What this task involves = The goal is a clean copy of all the data below, with pictures dropped and everything else retyped exactly.

========

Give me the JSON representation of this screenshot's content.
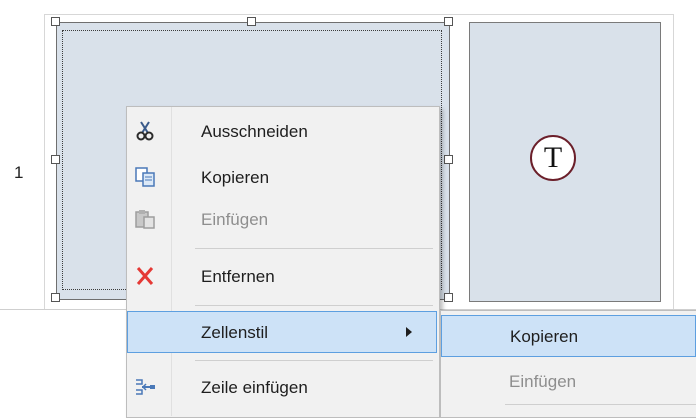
{
  "row": {
    "number": "1"
  },
  "cell": {
    "icon_letter": "T"
  },
  "context_menu": {
    "items": [
      {
        "label": "Ausschneiden",
        "icon": "scissors-icon",
        "enabled": true
      },
      {
        "label": "Kopieren",
        "icon": "copy-icon",
        "enabled": true
      },
      {
        "label": "Einfügen",
        "icon": "paste-icon",
        "enabled": false
      },
      {
        "label": "Entfernen",
        "icon": "delete-x-icon",
        "enabled": true
      },
      {
        "label": "Zellenstil",
        "icon": "",
        "enabled": true,
        "has_submenu": true,
        "highlighted": true
      },
      {
        "label": "Zeile einfügen",
        "icon": "insert-row-icon",
        "enabled": true
      }
    ]
  },
  "submenu": {
    "items": [
      {
        "label": "Kopieren",
        "enabled": true,
        "highlighted": true
      },
      {
        "label": "Einfügen",
        "enabled": false
      }
    ]
  },
  "colors": {
    "cell_fill": "#d9e1ea",
    "highlight_fill": "#cde2f7",
    "highlight_border": "#5d9fe0",
    "delete_red": "#e53935"
  }
}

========

Answer section =
Give me the JSON representation of this screenshot's content.
{
  "row": {
    "number": "1"
  },
  "cell": {
    "icon_letter": "T"
  },
  "context_menu": {
    "items": [
      {
        "label": "Ausschneiden",
        "icon": "scissors-icon",
        "enabled": true
      },
      {
        "label": "Kopieren",
        "icon": "copy-icon",
        "enabled": true
      },
      {
        "label": "Einfügen",
        "icon": "paste-icon",
        "enabled": false
      },
      {
        "label": "Entfernen",
        "icon": "delete-x-icon",
        "enabled": true
      },
      {
        "label": "Zellenstil",
        "icon": "",
        "enabled": true,
        "has_submenu": true,
        "highlighted": true
      },
      {
        "label": "Zeile einfügen",
        "icon": "insert-row-icon",
        "enabled": true
      }
    ]
  },
  "submenu": {
    "items": [
      {
        "label": "Kopieren",
        "enabled": true,
        "highlighted": true
      },
      {
        "label": "Einfügen",
        "enabled": false
      }
    ]
  },
  "colors": {
    "cell_fill": "#d9e1ea",
    "highlight_fill": "#cde2f7",
    "highlight_border": "#5d9fe0",
    "delete_red": "#e53935"
  }
}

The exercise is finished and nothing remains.